◆ **ACTION ITEM**
Below are records that must be duplicated exactly.

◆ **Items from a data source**
☆ ☆ ☆

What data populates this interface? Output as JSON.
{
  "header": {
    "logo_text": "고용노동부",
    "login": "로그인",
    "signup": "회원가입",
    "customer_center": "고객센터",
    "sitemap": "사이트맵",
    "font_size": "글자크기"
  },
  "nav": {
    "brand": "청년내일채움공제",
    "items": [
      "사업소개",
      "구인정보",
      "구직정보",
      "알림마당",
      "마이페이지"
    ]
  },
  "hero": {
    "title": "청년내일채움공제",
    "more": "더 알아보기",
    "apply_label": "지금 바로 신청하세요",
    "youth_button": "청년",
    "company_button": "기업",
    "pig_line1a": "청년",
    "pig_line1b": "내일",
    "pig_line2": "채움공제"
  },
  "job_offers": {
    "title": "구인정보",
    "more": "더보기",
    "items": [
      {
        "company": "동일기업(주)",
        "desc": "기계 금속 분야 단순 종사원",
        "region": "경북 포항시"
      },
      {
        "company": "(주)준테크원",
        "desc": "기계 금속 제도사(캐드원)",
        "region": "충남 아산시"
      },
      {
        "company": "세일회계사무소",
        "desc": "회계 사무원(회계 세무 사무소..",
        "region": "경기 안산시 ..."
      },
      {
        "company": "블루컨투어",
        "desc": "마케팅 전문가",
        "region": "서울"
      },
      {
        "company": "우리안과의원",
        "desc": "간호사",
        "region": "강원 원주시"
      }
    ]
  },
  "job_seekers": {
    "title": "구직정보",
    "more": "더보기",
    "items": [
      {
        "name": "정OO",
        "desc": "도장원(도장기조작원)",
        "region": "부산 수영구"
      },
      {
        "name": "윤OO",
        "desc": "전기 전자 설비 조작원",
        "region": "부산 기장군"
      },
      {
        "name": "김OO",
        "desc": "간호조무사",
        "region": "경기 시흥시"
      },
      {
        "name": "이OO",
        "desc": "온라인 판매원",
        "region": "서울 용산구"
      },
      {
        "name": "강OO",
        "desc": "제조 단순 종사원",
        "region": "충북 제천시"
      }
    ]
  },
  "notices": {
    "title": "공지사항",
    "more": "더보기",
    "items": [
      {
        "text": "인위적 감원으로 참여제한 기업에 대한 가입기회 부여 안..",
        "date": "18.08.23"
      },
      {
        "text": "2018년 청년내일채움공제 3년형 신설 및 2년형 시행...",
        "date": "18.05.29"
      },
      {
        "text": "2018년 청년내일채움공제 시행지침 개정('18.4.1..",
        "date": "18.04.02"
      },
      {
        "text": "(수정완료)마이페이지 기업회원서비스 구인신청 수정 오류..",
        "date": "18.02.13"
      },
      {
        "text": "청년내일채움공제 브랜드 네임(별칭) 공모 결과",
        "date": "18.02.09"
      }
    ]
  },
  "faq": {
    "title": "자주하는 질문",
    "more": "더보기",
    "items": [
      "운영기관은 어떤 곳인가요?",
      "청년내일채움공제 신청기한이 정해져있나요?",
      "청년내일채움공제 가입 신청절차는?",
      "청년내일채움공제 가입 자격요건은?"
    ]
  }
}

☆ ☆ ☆

◆ **RESPONSE TO THE TASK**
What data populates this interface? Output as JSON.
{
  "header": {
    "logo_text": "고용노동부",
    "login": "로그인",
    "signup": "회원가입",
    "customer_center": "고객센터",
    "sitemap": "사이트맵",
    "font_size": "글자크기"
  },
  "nav": {
    "brand": "청년내일채움공제",
    "items": [
      "사업소개",
      "구인정보",
      "구직정보",
      "알림마당",
      "마이페이지"
    ]
  },
  "hero": {
    "title": "청년내일채움공제",
    "more": "더 알아보기",
    "apply_label": "지금 바로 신청하세요",
    "youth_button": "청년",
    "company_button": "기업",
    "pig_line1a": "청년",
    "pig_line1b": "내일",
    "pig_line2": "채움공제"
  },
  "job_offers": {
    "title": "구인정보",
    "more": "더보기",
    "items": [
      {
        "company": "동일기업(주)",
        "desc": "기계 금속 분야 단순 종사원",
        "region": "경북 포항시"
      },
      {
        "company": "(주)준테크원",
        "desc": "기계 금속 제도사(캐드원)",
        "region": "충남 아산시"
      },
      {
        "company": "세일회계사무소",
        "desc": "회계 사무원(회계 세무 사무소..",
        "region": "경기 안산시 ..."
      },
      {
        "company": "블루컨투어",
        "desc": "마케팅 전문가",
        "region": "서울"
      },
      {
        "company": "우리안과의원",
        "desc": "간호사",
        "region": "강원 원주시"
      }
    ]
  },
  "job_seekers": {
    "title": "구직정보",
    "more": "더보기",
    "items": [
      {
        "name": "정OO",
        "desc": "도장원(도장기조작원)",
        "region": "부산 수영구"
      },
      {
        "name": "윤OO",
        "desc": "전기 전자 설비 조작원",
        "region": "부산 기장군"
      },
      {
        "name": "김OO",
        "desc": "간호조무사",
        "region": "경기 시흥시"
      },
      {
        "name": "이OO",
        "desc": "온라인 판매원",
        "region": "서울 용산구"
      },
      {
        "name": "강OO",
        "desc": "제조 단순 종사원",
        "region": "충북 제천시"
      }
    ]
  },
  "notices": {
    "title": "공지사항",
    "more": "더보기",
    "items": [
      {
        "text": "인위적 감원으로 참여제한 기업에 대한 가입기회 부여 안..",
        "date": "18.08.23"
      },
      {
        "text": "2018년 청년내일채움공제 3년형 신설 및 2년형 시행...",
        "date": "18.05.29"
      },
      {
        "text": "2018년 청년내일채움공제 시행지침 개정('18.4.1..",
        "date": "18.04.02"
      },
      {
        "text": "(수정완료)마이페이지 기업회원서비스 구인신청 수정 오류..",
        "date": "18.02.13"
      },
      {
        "text": "청년내일채움공제 브랜드 네임(별칭) 공모 결과",
        "date": "18.02.09"
      }
    ]
  },
  "faq": {
    "title": "자주하는 질문",
    "more": "더보기",
    "items": [
      "운영기관은 어떤 곳인가요?",
      "청년내일채움공제 신청기한이 정해져있나요?",
      "청년내일채움공제 가입 신청절차는?",
      "청년내일채움공제 가입 자격요건은?"
    ]
  }
}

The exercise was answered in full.